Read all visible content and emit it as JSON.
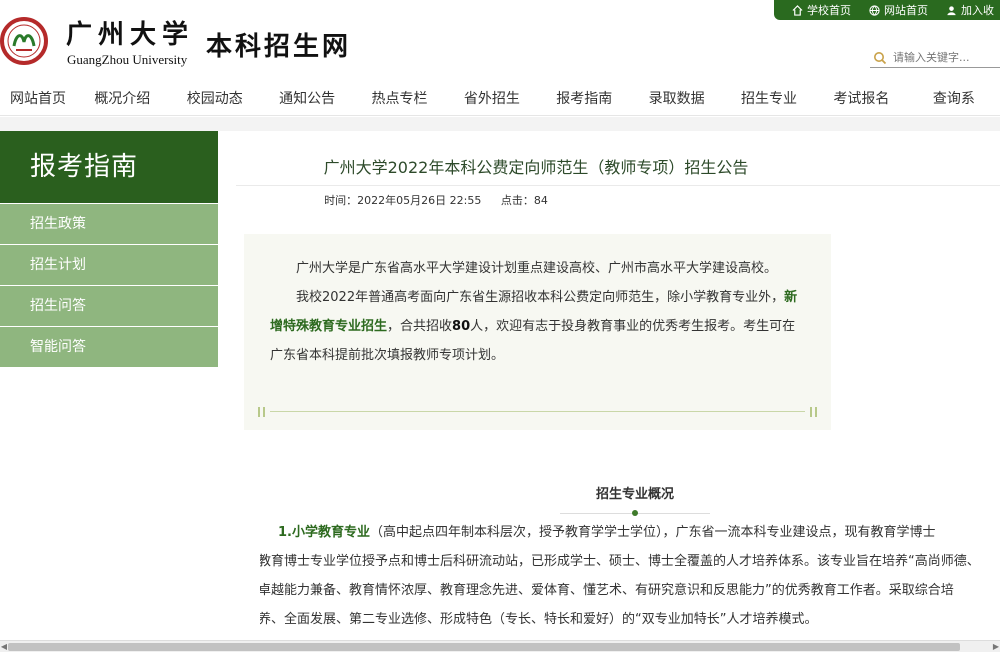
{
  "header": {
    "cn_name": "广州大学",
    "en_name": "GuangZhou University",
    "site_name": "本科招生网",
    "top_links": [
      "学校首页",
      "网站首页",
      "加入收"
    ],
    "search_placeholder": "请输入关键字...",
    "brand_color": "#2a6a1f"
  },
  "nav": [
    "网站首页",
    "概况介绍",
    "校园动态",
    "通知公告",
    "热点专栏",
    "省外招生",
    "报考指南",
    "录取数据",
    "招生专业",
    "考试报名",
    "查询系"
  ],
  "sidebar": {
    "title": "报考指南",
    "items": [
      "招生政策",
      "招生计划",
      "招生问答",
      "智能问答"
    ]
  },
  "article": {
    "title": "广州大学2022年本科公费定向师范生（教师专项）招生公告",
    "time": "时间：2022年05月26日 22:55",
    "views": "点击：84",
    "intro_p1": "广州大学是广东省高水平大学建设计划重点建设高校、广州市高水平大学建设高校。",
    "intro_p2_a": "我校2022年普通高考面向广东省生源招收本科公费定向师范生，除小学教育专业外，",
    "intro_p2_b": "新增特殊教育专业招生",
    "intro_p2_c": "，合共招收",
    "intro_p2_d": "80",
    "intro_p2_e": "人，欢迎有志于投身教育事业的优秀考生报考。考生可在广东省本科提前批次填报教师专项计划。",
    "section_heading": "招生专业概况",
    "body_l1_b": "1.小学教育专业",
    "body_l1": "（高中起点四年制本科层次，授予教育学学士学位），广东省一流本科专业建设点，现有教育学博士",
    "body_l2": "教育博士专业学位授予点和博士后科研流动站，已形成学士、硕士、博士全覆盖的人才培养体系。该专业旨在培养“高尚师德、",
    "body_l3": "卓越能力兼备、教育情怀浓厚、教育理念先进、爱体育、懂艺术、有研究意识和反思能力”的优秀教育工作者。采取综合培",
    "body_l4": "养、全面发展、第二专业选修、形成特色（专长、特长和爱好）的“双专业加特长”人才培养模式。"
  }
}
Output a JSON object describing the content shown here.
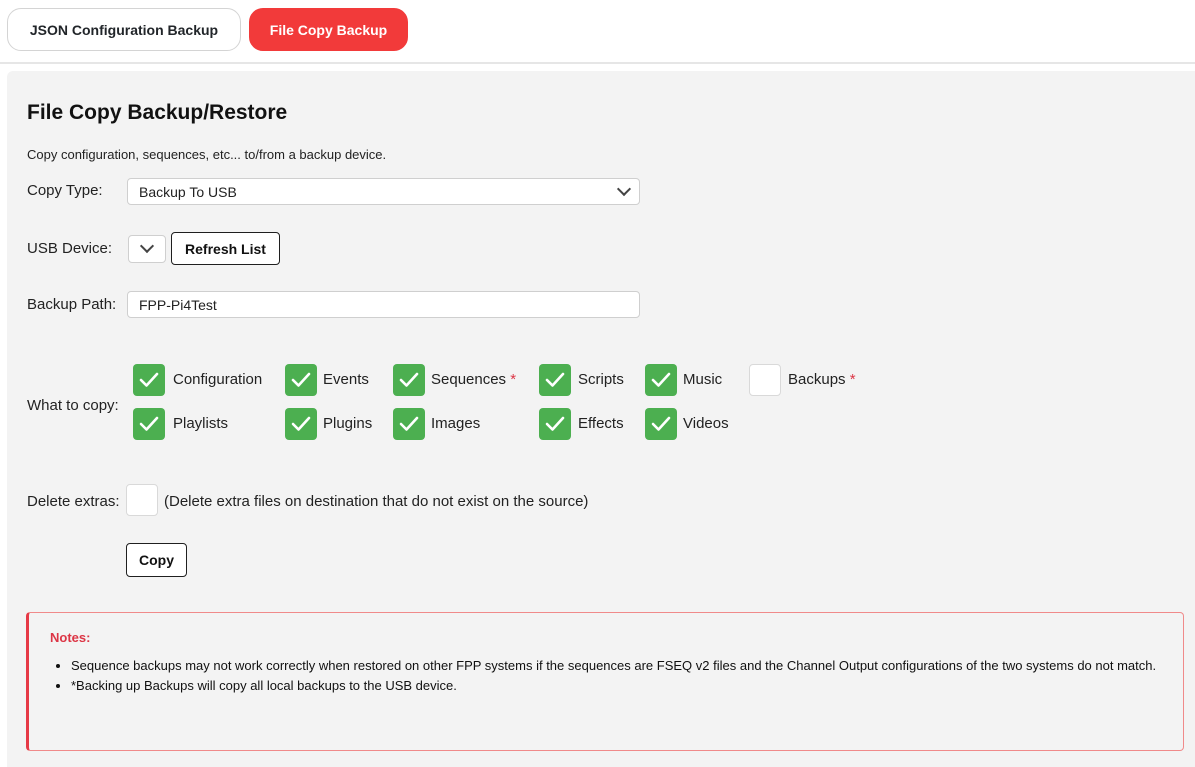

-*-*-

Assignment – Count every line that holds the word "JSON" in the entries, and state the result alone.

Task solution – 2